- _GOAL OF THE EXERCISE_
Go through the data and count each line that has the string "Pixel". Give that count alone.

- _PROVIDED DATA_
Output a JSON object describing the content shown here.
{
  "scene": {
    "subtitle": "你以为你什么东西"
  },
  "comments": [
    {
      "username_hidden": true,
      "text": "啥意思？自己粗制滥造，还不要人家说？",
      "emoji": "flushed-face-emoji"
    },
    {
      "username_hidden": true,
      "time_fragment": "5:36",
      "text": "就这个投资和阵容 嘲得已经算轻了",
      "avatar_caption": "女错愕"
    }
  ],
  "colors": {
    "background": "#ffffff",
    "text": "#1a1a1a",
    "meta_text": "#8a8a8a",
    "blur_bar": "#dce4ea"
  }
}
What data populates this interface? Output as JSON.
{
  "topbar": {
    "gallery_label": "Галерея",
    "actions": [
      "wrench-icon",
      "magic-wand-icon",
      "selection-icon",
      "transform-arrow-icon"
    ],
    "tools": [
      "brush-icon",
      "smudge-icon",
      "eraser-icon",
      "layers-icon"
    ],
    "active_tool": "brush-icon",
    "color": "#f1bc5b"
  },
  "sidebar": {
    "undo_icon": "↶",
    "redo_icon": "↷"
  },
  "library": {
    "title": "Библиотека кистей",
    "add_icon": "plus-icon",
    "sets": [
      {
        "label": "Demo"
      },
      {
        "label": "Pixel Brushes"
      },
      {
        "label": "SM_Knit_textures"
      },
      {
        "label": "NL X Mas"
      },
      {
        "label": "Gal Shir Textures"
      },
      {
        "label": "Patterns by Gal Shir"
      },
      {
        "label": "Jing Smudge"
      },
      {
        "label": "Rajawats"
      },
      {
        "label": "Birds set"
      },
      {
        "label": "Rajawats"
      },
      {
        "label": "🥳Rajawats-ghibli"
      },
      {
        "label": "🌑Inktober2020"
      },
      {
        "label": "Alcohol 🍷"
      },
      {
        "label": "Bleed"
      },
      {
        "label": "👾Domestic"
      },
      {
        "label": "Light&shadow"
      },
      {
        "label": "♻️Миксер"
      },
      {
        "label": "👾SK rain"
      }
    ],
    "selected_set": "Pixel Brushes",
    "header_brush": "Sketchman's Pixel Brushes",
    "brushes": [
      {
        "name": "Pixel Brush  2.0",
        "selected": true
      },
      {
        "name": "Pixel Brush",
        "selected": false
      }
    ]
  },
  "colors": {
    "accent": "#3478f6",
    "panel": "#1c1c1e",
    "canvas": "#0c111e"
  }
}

- _WRITTEN SOLUTION_
5